KHVPF Insight

The NLRB’s Politically Inclined Policy Shifts Continue To Vex Employers And Unions

The NLRB’s Politically Inclined Policy Shifts Continue To Vex Employers And Unions

Whenever a new political party takes over the White House, membership of the five-member NLRB Board eventually changes with it, leading to a 3-2 split favoring the President’s party. Not surprisingly, shifts in the NLRB’s political majority shift the outcome of disputes between labor and management, leaving employers and unions subject to the whims of politics and unable to predict whether currently-lawful conduct will be treated as unlawful a few years later.

A recent NLRB decision involving McLaren’s Mt. Clemens hospital demonstrates this whipsaw quality of labor law. Early in the pandemic, McLaren furloughed 11 union nurses and offered them severance pay. Under routine practice, severance pay was conditioned on the execution of a release, which contained a non-disparagement and confidentiality provisions. All 11 nurses signed the agreements. Significantly, McLaren did not tell the nurses’ union that the layoff would be permanent, or that it offered them severance, and did not include the Union in discussions with the affected employees.

The union subsequently brought an unfair labor practice charge. An Administrative Law Judge largely agreed. The decision then came before the NLRB, split 3-1 in favor of Democratic appointees, with one vacancy. The NLRB first agreed that McLaren’s direct dealing with represented employees violated Section 8(a)(5) of the Act, imposing a bargaining

obligation on McLaren.
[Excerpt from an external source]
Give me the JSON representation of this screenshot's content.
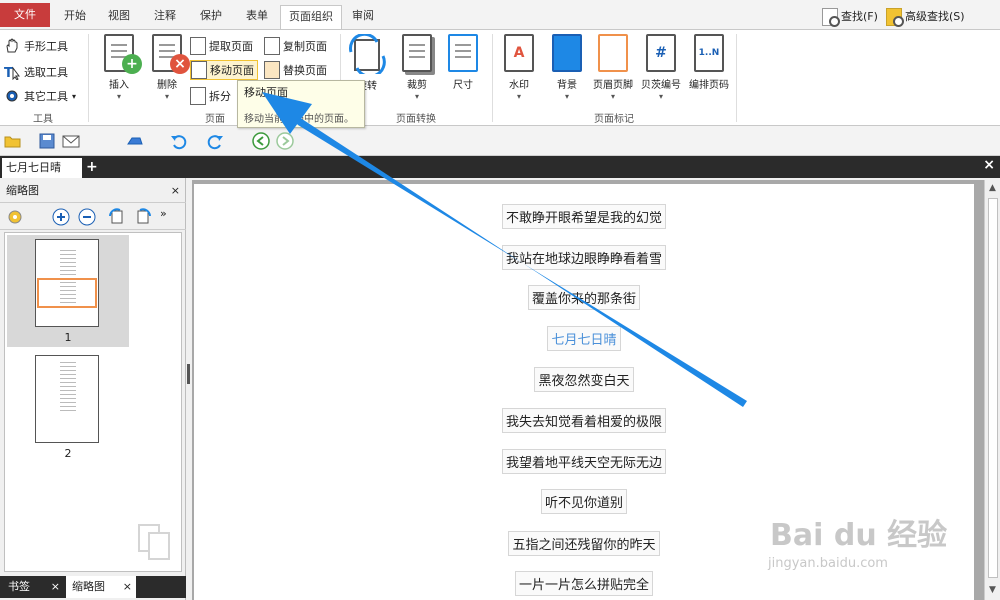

Economic exigencies, requiring swift action and excusing time-consuming bargaining, were not sufficiently established. So far so good, assuming the record supported that finding. Even the Republican NLRB Board member agreed that the Employer had violated the Act by direct dealing with the employees.

But the Board did not stop there as it could have done. It then addressed the form of
the Release in the nurses’ severance agreements. Although lawful under then-existing NLRB precedent, the new Board overturned that precedent and declared that releases that contain confidentiality and non- disparagement clauses are unlawful and thus unenforceable. It also held that merely offering such releases violated the law. It ordered the 11 employees reinstated with back pay, and ordered McLaren to negotiate with the union over the nurses’ status once requested by the Union.

Then, a few weeks later, the NLRB’s General Counsel weighed in with Memorandum (GC-23-05) addressing her view on the meaning and consequences of the McLaren decision. It reiterated that McLaren will be applied retroactively, and that the six-month statute of limitations will likely be overridden by the continuing violations doctrine if confidentiality and non-disparagement clauses are maintained or enforced. It stated that while certain confidentiality and non-disparagement commitments

may be lawful, they would have to be narrowly tailored to protect only against defamatory statements or disclosure of trade secrets. The memo suggests that while a blue pencil rule might be used to strike offending provisions while keeping the rest of severance agreements intact, that was not a guarantee — noting only that a customary “savings clause” may merely be “useful.” And it suggested that a disclaimer in a severance agreement preserving an employee’s right to engage in protected activities may not be valid unless it specifies all of the statutory rights implicated, and preserved, despite the release — something few employers will want to do. This guidance further implies that routine clauses like non-compete clauses, non-solicitation commitments, and requirements that the employee cooperate in future litigation might also void a release, even though the memo does not explain how such terms would chill an employee’s statutory rights.

While the General Counsel’s view must pass muster with the Courts and even the NLRB Board itself, employers must expect challenges to the most traditional severance agreements.

To return to the starting point, political activism in the labor relations context creates uncertainty – the reversal of precedent in McLaren is only one of several such decisions that the new NLRB Board is making. The Board’s frantic need to correct what it perceived to be bad precedent concerning the form of releases was unnecessary — in particular, the retroactive application of the decision — and created uncertainty, not only for employers and unions in the represented setting, but also employers whose employees are not represented by a union. Countless releases executed relying on then-existing Board precedents are now called into question. The parties to the collective bargaining process – both employers and unions – deserve to assume precedent means something. Under McLaren, they cannot do so.

Thomas G. Kienbaum